Wherever "title" appears in the records below, copy the line that holds it.
"""
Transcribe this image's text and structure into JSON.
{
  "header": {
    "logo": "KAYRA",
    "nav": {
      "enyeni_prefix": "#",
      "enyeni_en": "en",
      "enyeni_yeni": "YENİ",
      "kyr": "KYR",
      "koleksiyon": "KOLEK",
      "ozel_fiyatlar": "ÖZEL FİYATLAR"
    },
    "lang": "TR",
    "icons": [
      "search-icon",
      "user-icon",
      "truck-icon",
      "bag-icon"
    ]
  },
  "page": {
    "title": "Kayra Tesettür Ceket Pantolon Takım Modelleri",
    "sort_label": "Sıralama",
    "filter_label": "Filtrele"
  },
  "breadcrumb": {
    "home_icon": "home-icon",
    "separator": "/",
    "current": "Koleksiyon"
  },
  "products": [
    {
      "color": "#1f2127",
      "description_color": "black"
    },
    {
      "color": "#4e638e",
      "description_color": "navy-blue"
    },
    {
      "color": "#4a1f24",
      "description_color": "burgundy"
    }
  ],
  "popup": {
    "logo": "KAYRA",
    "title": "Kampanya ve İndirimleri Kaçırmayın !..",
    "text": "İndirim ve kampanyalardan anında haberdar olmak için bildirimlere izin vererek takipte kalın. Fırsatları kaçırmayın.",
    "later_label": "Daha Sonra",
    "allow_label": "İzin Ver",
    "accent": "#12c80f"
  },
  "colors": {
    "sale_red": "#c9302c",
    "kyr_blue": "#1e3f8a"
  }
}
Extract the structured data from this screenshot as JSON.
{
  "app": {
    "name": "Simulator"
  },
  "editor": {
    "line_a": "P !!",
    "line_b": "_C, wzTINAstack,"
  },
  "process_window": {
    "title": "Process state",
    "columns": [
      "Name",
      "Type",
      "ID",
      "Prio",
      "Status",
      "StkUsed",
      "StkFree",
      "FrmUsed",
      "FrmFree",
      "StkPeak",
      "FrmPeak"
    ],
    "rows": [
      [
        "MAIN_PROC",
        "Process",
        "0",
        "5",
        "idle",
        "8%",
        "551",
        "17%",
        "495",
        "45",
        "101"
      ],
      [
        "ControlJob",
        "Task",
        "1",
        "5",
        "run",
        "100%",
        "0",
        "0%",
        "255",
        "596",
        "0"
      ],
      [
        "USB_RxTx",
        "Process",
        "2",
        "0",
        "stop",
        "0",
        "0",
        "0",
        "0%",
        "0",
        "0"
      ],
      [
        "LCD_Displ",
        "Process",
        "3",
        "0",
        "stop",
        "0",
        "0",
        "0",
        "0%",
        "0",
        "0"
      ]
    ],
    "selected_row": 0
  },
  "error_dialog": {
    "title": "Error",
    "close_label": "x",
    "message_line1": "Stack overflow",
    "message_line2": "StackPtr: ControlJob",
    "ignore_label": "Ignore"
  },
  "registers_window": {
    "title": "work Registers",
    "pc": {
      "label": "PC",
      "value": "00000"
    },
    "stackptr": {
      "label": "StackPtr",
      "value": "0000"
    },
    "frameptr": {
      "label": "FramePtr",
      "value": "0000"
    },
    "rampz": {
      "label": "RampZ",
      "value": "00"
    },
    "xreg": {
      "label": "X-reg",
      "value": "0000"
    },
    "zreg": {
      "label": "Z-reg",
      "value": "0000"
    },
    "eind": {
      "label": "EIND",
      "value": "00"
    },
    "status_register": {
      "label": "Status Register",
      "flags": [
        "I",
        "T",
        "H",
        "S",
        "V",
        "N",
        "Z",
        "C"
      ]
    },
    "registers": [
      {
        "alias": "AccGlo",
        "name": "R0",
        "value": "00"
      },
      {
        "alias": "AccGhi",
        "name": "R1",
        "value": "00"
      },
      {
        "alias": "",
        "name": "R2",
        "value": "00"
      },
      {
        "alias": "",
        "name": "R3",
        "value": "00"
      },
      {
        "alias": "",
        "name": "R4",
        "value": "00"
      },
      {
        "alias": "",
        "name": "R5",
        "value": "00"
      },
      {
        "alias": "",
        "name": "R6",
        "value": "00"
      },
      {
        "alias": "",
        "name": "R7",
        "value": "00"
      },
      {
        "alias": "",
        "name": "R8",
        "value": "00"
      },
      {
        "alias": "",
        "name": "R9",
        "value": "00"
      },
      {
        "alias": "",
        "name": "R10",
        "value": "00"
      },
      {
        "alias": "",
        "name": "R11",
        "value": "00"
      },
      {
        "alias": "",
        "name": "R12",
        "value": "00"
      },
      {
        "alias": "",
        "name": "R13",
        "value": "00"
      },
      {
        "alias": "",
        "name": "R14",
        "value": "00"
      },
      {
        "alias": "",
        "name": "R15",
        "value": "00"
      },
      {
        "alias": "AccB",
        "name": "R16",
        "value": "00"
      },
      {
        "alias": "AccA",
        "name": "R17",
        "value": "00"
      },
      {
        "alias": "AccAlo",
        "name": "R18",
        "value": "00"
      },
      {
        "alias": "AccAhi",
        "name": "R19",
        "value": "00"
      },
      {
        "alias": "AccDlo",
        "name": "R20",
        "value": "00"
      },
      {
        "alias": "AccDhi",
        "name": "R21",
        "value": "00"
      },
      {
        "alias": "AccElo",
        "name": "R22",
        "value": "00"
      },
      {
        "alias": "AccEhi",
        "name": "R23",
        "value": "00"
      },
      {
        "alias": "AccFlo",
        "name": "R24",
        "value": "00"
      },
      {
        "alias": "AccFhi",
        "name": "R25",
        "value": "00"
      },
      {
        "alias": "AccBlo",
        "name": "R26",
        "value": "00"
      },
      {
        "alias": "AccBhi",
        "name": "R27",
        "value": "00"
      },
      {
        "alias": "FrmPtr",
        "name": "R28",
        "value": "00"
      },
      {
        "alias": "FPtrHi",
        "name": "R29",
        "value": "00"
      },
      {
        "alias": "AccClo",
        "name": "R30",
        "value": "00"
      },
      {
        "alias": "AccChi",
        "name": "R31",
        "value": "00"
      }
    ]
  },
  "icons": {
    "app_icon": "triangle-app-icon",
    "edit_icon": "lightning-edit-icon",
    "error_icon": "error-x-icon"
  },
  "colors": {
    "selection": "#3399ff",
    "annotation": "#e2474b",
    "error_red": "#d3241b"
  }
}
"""
SOLUTION:
    "title": "Kayra Tesettür Ceket Pantolon Takım Modelleri",
    "title": "Kampanya ve İndirimleri Kaçırmayın !..",
    "title": "Process state",
    "title": "Error",
    "title": "work Registers",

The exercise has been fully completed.